═════ Materials provided ═════

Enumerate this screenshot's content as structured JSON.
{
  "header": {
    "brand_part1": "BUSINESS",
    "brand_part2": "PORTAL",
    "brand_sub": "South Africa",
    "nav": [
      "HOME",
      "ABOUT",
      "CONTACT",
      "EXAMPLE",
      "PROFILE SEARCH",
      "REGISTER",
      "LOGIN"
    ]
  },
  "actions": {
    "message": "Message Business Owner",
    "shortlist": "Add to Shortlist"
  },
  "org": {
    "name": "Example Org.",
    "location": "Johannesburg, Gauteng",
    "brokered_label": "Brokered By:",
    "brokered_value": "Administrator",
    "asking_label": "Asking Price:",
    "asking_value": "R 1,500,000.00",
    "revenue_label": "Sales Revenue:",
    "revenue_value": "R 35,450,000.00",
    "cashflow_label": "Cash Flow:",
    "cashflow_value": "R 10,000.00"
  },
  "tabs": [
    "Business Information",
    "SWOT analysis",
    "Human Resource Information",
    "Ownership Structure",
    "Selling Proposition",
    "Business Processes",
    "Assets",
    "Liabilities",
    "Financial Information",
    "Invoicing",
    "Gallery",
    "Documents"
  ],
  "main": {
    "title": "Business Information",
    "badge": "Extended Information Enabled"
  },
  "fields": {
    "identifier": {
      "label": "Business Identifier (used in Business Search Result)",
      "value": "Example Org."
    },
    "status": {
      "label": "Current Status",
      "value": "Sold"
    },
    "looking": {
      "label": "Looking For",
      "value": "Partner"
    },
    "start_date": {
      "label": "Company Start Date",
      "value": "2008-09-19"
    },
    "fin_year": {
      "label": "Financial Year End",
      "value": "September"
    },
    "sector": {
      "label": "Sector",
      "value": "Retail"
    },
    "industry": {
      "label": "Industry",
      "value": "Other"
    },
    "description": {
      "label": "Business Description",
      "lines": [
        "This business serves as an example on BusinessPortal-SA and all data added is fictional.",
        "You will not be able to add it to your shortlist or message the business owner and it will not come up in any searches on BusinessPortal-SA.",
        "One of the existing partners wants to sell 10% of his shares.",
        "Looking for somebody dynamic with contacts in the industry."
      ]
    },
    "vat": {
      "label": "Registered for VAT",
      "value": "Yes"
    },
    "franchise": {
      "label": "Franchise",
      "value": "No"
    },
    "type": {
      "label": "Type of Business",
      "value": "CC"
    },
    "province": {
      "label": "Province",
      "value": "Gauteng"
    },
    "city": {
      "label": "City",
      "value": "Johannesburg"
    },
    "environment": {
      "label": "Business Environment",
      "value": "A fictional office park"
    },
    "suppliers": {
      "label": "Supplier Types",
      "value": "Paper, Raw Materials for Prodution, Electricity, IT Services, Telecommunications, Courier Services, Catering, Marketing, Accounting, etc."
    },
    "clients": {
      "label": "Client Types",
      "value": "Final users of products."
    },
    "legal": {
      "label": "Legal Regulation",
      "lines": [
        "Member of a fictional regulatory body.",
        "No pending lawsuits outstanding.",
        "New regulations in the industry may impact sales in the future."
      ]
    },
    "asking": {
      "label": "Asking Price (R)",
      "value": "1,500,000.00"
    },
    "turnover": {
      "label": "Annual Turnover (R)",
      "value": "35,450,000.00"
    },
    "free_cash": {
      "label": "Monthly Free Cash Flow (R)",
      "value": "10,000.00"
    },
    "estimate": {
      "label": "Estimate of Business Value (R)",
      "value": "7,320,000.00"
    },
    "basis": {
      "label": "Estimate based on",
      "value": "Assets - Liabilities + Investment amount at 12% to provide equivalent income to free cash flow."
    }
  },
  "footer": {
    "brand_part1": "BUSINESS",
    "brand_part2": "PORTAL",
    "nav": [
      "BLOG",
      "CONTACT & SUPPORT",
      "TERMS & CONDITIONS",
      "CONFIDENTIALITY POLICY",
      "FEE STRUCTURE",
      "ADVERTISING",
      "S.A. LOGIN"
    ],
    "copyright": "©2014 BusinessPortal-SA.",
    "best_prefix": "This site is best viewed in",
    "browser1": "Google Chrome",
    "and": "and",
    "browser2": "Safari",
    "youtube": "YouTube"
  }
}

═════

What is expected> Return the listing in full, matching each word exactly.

Solution below>
Enumerate this screenshot's content as structured JSON.
{
  "header": {
    "brand_part1": "BUSINESS",
    "brand_part2": "PORTAL",
    "brand_sub": "South Africa",
    "nav": [
      "HOME",
      "ABOUT",
      "CONTACT",
      "EXAMPLE",
      "PROFILE SEARCH",
      "REGISTER",
      "LOGIN"
    ]
  },
  "actions": {
    "message": "Message Business Owner",
    "shortlist": "Add to Shortlist"
  },
  "org": {
    "name": "Example Org.",
    "location": "Johannesburg, Gauteng",
    "brokered_label": "Brokered By:",
    "brokered_value": "Administrator",
    "asking_label": "Asking Price:",
    "asking_value": "R 1,500,000.00",
    "revenue_label": "Sales Revenue:",
    "revenue_value": "R 35,450,000.00",
    "cashflow_label": "Cash Flow:",
    "cashflow_value": "R 10,000.00"
  },
  "tabs": [
    "Business Information",
    "SWOT analysis",
    "Human Resource Information",
    "Ownership Structure",
    "Selling Proposition",
    "Business Processes",
    "Assets",
    "Liabilities",
    "Financial Information",
    "Invoicing",
    "Gallery",
    "Documents"
  ],
  "main": {
    "title": "Business Information",
    "badge": "Extended Information Enabled"
  },
  "fields": {
    "identifier": {
      "label": "Business Identifier (used in Business Search Result)",
      "value": "Example Org."
    },
    "status": {
      "label": "Current Status",
      "value": "Sold"
    },
    "looking": {
      "label": "Looking For",
      "value": "Partner"
    },
    "start_date": {
      "label": "Company Start Date",
      "value": "2008-09-19"
    },
    "fin_year": {
      "label": "Financial Year End",
      "value": "September"
    },
    "sector": {
      "label": "Sector",
      "value": "Retail"
    },
    "industry": {
      "label": "Industry",
      "value": "Other"
    },
    "description": {
      "label": "Business Description",
      "lines": [
        "This business serves as an example on BusinessPortal-SA and all data added is fictional.",
        "You will not be able to add it to your shortlist or message the business owner and it will not come up in any searches on BusinessPortal-SA.",
        "One of the existing partners wants to sell 10% of his shares.",
        "Looking for somebody dynamic with contacts in the industry."
      ]
    },
    "vat": {
      "label": "Registered for VAT",
      "value": "Yes"
    },
    "franchise": {
      "label": "Franchise",
      "value": "No"
    },
    "type": {
      "label": "Type of Business",
      "value": "CC"
    },
    "province": {
      "label": "Province",
      "value": "Gauteng"
    },
    "city": {
      "label": "City",
      "value": "Johannesburg"
    },
    "environment": {
      "label": "Business Environment",
      "value": "A fictional office park"
    },
    "suppliers": {
      "label": "Supplier Types",
      "value": "Paper, Raw Materials for Prodution, Electricity, IT Services, Telecommunications, Courier Services, Catering, Marketing, Accounting, etc."
    },
    "clients": {
      "label": "Client Types",
      "value": "Final users of products."
    },
    "legal": {
      "label": "Legal Regulation",
      "lines": [
        "Member of a fictional regulatory body.",
        "No pending lawsuits outstanding.",
        "New regulations in the industry may impact sales in the future."
      ]
    },
    "asking": {
      "label": "Asking Price (R)",
      "value": "1,500,000.00"
    },
    "turnover": {
      "label": "Annual Turnover (R)",
      "value": "35,450,000.00"
    },
    "free_cash": {
      "label": "Monthly Free Cash Flow (R)",
      "value": "10,000.00"
    },
    "estimate": {
      "label": "Estimate of Business Value (R)",
      "value": "7,320,000.00"
    },
    "basis": {
      "label": "Estimate based on",
      "value": "Assets - Liabilities + Investment amount at 12% to provide equivalent income to free cash flow."
    }
  },
  "footer": {
    "brand_part1": "BUSINESS",
    "brand_part2": "PORTAL",
    "nav": [
      "BLOG",
      "CONTACT & SUPPORT",
      "TERMS & CONDITIONS",
      "CONFIDENTIALITY POLICY",
      "FEE STRUCTURE",
      "ADVERTISING",
      "S.A. LOGIN"
    ],
    "copyright": "©2014 BusinessPortal-SA.",
    "best_prefix": "This site is best viewed in",
    "browser1": "Google Chrome",
    "and": "and",
    "browser2": "Safari",
    "youtube": "YouTube"
  }
}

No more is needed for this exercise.